In other words, get ready for a real media storm.

A large poster shows just what the media blitz may look like: A picture of what could be a boot with the words “Utah Legislature” on the sole crushing citizens at a pro-CMV rally holding their hands up as if they are trying to vote for something.. There is not a Swastika, but the implication could be fairly interpreted.

McKeown said the upcoming media will start in a day or two — after the Senate votes but before the House takes up SB54.

McKeown, former chief of staff to GOP Gov. Mike Leavitt; Matheson (who is a Democrat); and Beattie all asked the Legislature not to pass SB54 and, as they put it, allow citizens of Utah to vote unhindered on the CMV petition.

The petition would take out of the “selected few” delegates, said McKeown, and let Utahns vote for themselves in a direct primary on party candidates.

Utah is no longer an 1898 agrarian society, said McKeown, where it may have made sense for distant rural voters to pick neighbors to go to Salt Lake City for a state political convention. 

The GOP delegates last year were 77 percent male and 63 percent over the age of 35 — clearly not representative of Utah society today.

But aside from that, said McKeown, in this day of mass media, the Internet, and all new kinds of communications, Utahns are smart enough to pick party nominees in a primary election.

“We are capable of voting for ourselves,” he said.

The CMV petition “is democracy in action,” said Matheson, who served as first lady when her late husband Scott M. Matheson was governor from 1977 to 1985.

“Let the peoples’ voice be heard” through the CMV, she said.

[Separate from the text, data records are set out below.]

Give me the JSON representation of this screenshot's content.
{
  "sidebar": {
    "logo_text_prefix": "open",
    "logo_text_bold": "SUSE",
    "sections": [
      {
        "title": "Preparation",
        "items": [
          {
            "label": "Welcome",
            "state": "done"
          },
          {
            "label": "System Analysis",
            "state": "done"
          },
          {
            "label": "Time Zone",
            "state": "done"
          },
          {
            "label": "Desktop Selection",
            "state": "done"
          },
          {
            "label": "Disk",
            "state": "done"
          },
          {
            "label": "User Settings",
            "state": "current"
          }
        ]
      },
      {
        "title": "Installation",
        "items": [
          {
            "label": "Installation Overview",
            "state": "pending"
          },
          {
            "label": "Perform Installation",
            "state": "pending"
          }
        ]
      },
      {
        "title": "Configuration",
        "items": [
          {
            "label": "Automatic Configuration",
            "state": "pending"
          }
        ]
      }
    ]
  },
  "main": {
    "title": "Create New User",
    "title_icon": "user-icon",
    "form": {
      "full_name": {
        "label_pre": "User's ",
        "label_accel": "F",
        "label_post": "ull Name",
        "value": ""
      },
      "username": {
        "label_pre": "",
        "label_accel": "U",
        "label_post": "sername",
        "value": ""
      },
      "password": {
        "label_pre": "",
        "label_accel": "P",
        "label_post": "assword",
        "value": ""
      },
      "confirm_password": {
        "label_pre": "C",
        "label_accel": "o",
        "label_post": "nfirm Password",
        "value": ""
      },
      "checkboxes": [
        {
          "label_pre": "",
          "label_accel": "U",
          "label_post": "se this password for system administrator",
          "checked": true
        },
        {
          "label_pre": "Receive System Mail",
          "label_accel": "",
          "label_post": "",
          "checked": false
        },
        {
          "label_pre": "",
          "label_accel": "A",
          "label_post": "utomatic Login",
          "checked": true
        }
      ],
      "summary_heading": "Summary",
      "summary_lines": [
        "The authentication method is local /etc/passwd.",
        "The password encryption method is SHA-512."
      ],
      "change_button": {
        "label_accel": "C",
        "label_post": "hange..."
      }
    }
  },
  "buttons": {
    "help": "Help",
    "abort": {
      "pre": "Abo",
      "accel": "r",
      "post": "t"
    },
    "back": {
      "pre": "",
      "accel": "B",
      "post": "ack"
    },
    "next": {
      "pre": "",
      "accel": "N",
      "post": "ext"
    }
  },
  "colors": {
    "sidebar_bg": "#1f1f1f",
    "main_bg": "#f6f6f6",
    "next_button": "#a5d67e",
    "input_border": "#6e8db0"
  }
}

Beattie, who was Senate president in the mid-to-late 1990s before resigning to become then-Gov. Leavitt’s Olympic advisor, said Utah’s democracy works best when there are “divergent issues” and strong debates — as is the case with SB54.

But now is not the time for the Legislature to get into the middle of the CMV debate — especially not pass a bill that would intervene in the outcome.

“The traditional process is the best,” said Beattie.

Finally, McKeown said there are legal issues that might have to be taken, and should SB54 become law, that will be “an additional step” to making CMV the law of Utah.

He added the Legislature is “severely conflicted” in SB54 and CMV, because a week after the 2014 Legislature ends all lawmakers seeking re-election this year (the 75 House members and half of the 29-member Senate) will go before party delegates being selected in neighborhood party caucuses.

Lawmakers, thusly, can’t be neutral in such a conflict — their political futures are at risk.

CMV has followed all of the tough citizen initiative rules the Legislature has already adopted — the strictest petition rules of any state that have citizen initiatives, said McKeown.

“And now, through SB54, they are trying to change the rules,” said McKeown.

Through a public “education” campaign, CMV and its supporters will take that action and conflict to Utahns, who ultimately will get to vote on legislators in the November general election.